Yoga is a traditional physical and mental discipline that originated in India. It came from the Sanskrit root “yuj,” which means to control, unite and yoke. It literally translates to joining, union or conjunction. A person who practises yoga is often called Yogi or Yogini (female). Yoga is the union between the body, spirit and mind. It has been performed for over 5,000 years.
Yogic practises greatly influenced the growth of Sufism (the inner, spiritual dimension of Islam). Yogi adapted the asanas (physical postures) and pranayam (breath control). The practise of yoga is sometimes incorporated in Islamic life. Islam and yoga share the same belief that the body is a means to the realisation of spirituality and salvation. Through yoga skills, Islam believers are able to venerate Allah better and are then able to become better Muslims. It is believed that both Islam and yoga sprouted from the Primordial Tradition, al-dîn al-hanîf, sanâtana dharma, which every prophet of Allah brought and reaffirmed throughout the ages in all nations, revealed directly from the Creator.

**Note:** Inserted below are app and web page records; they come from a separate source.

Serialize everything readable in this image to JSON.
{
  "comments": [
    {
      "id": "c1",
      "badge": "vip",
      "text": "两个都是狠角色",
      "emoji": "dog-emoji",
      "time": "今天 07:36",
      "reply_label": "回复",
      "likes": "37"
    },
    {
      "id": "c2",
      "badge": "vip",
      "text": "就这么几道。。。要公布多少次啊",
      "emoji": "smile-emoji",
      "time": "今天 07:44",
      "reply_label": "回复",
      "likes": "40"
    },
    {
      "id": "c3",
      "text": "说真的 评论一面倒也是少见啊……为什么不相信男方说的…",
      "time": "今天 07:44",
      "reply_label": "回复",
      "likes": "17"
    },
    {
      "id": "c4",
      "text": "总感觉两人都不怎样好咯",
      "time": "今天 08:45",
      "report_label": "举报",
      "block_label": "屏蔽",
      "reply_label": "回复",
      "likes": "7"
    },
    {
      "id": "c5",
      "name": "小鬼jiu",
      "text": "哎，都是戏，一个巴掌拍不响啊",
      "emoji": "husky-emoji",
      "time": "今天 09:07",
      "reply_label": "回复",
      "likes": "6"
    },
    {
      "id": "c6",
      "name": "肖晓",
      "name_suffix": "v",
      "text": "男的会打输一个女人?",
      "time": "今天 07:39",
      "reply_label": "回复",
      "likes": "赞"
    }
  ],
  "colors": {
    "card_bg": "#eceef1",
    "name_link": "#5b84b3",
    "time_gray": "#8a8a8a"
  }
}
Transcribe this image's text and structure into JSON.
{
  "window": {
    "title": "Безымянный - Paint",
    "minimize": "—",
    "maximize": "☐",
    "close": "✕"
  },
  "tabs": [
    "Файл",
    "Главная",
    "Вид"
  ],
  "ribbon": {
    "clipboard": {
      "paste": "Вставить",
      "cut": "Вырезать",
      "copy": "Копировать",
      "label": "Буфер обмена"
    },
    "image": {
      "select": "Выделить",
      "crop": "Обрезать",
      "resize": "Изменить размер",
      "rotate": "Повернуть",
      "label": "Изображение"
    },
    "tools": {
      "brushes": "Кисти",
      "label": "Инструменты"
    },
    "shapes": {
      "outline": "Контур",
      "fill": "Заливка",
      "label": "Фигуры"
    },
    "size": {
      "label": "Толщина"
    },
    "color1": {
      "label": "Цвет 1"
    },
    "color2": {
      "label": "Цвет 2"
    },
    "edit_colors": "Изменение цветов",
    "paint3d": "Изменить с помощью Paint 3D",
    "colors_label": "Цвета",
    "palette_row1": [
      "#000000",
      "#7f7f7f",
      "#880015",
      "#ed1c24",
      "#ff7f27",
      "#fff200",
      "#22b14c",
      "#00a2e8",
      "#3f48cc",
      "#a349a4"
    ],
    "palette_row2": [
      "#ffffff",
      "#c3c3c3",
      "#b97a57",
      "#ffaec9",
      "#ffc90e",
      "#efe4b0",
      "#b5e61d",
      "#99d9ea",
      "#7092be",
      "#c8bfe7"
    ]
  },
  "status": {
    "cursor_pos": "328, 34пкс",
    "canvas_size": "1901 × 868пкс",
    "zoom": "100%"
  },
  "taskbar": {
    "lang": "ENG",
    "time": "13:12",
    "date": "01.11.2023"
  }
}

Yoga involves stretching to help the body become more flexible. It involves poses that require supporting the weight of your body while maintaining balance, such as the Tree Pose which increases the body’s strength. Practising yoga will help to shape long, lean muscles. It prevents and alleviates the causes of back pain and it improves body alignment. Yoga also provides the mental benefits of the calmness of mind and it reduces stress and increases body awareness.